Review: Coming 2 America

Hard to believe it’s been more than 30 years since Crown Prince Akeem Jaffer (Eddie Murphy) and his sidekick Semmi (Arsenio Hall) fled the palace – and an arranged marriage – in the wealthy African nation of Zamunda, and landed in Queens, New York, on a comical quest for true love. The 1988 comedy classic Coming to America was a real gem. Its sequel, Coming 2 America, is more like cubic zirconia. It has a bit of sparkle but pales against the original.

The trip is still worth taking, for nostalgia’s sake and a few good laughs. Just keep the expectations in check.

Quickie Review: Raya and the Last Dragon

The only opinion that really matters here would be that of a kid who likes animated movies. Especially Disney animated movies. And for that particular demographic, Raya and the Last Dragon is a pretty safe bet. The movie stays true to the conventional Disney formula with a story, animation and voices that kids can embrace and parents can easily tolerate. It’s not top-tier classic Disney, but it’s a pleasant enough family-friendly diversion if you have Disney+ with Premier Access (i.e. it’ll cost ya extra). It’s also being released in select theaters, but I still can’t suggest anyone of any age go that route before we reach something close to herd immunity.

Quickie Review: Silk Road

Silk Road starts with a disclaimer. “This story is true. Except for what we made up or changed.” In other words, creative and dramatic license was required to turn this cyber crime story into something resembling a crime thriller. We’ve got the suspect’s IP address!! Woo-hoo!

Quickie Review: Disney’s Flora & Ulysses

I’m not exactly the target demo, but I thoroughly enjoyed Disney’s Flora & Ulysses. It’s a family adventure comedy based on the Newbery Award-winning book “Flora & Ulysses: The Illuminated Adventures” by Kate DiCamillo (whose novel “Because of Winn-Dixie” was turned into a movie in 2005). Flora & Ulysses stars Matilda Lawler as 10-year-old Flora, a highly-imaginative, self-professed cynic who saves a squirrel (CGI) from a tragic accident involving a vacuum cleaner. The squirrel is “born anew” as a rodent superhero with powers that include strength, flight, poetry, and a knack for antics that will unite Flora’s fractured family and inspire a message of hope.

Review: Barb and Star Go to Vista Del Mar

Barb and Star Go to Vista Del Mar is an extremely campy comedy that plays like an overlong skit on Saturday Night Live. It stars SNL alum Kristen Wiig (Wonder Woman 1984), and Annie Mumolo as longtime friends who embark on the adventure of a lifetime when their dream jobs at Jennifer Convertibles go belly-up. They decide to leave their small Midwestern town for the first time ever, to “find their shimmer” at a cheesy resort in (fictional) Vista Del Mar, Florida – a hot spot for singles in their “middle years.” There they meet the hunky sad sack Edgar Pagét (Jamie Dornan, Wild Mountain Thyme, Synchronic, Fifty Shades), who’s been sent by an evil villainess to unleash killer mosquitos on Vista Del Mar, as part of a nonsensical revenge plot. Did I mention this movie is really quite silly? I’d venture to call it silly bordering on stupid, if not for the flashes of funny and splashes of heart that offer escapist redemption.

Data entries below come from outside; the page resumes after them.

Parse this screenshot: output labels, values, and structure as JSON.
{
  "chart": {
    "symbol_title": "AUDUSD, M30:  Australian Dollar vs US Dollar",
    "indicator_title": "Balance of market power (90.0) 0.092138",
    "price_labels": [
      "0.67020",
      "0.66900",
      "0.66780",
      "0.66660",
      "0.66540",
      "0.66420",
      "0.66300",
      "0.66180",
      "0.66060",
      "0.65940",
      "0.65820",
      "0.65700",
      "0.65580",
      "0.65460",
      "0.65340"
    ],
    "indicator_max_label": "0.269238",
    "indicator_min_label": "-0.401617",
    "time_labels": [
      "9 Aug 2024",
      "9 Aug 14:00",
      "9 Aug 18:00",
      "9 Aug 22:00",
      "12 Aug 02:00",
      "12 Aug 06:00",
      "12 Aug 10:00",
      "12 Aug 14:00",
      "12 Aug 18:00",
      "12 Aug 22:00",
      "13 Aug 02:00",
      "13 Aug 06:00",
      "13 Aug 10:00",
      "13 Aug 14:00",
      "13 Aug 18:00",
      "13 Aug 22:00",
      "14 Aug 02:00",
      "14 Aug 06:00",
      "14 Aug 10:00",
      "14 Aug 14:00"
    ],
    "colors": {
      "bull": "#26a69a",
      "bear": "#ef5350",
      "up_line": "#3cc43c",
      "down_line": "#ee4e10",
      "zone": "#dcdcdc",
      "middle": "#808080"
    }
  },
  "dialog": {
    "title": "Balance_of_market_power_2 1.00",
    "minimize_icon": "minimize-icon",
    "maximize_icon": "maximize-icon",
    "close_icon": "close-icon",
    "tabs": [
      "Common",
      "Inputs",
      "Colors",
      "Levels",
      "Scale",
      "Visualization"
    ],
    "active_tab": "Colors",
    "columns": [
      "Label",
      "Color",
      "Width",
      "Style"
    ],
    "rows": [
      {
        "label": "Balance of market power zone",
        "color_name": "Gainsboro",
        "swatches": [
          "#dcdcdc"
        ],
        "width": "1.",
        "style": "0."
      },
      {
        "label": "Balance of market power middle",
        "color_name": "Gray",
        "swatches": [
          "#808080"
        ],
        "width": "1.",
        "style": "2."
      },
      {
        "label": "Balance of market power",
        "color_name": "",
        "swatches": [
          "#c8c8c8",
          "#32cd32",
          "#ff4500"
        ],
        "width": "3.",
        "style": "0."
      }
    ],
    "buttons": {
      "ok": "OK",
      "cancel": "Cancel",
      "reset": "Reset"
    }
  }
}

Review: Judas and the Black Messiah

Judas and the Black Messiah is one of those movies you should watch, even if you don’t really want to. It’s another stark reminder of how the FBI operated under a racist and reactionary J. Edgar Hoover during the 1960s, and a stark reminder of why it’s never a good idea to 100% trust government spin. File those FOIAs! Judas and the Black Messiah tells the true story of Fred Hampton (Daniel Kaluuya, Get Out, Queen & Slim), the Chairman of the Illinois Black Panther Party who was gunned down by law enforcement during an overnight raid in 1969, after a fateful betrayal by FBI informant Bill O’Neal (Lakeith Stanfield, Sorry to Bother You). The movie is filled with excellent performances – even if the material itself is far from entertaining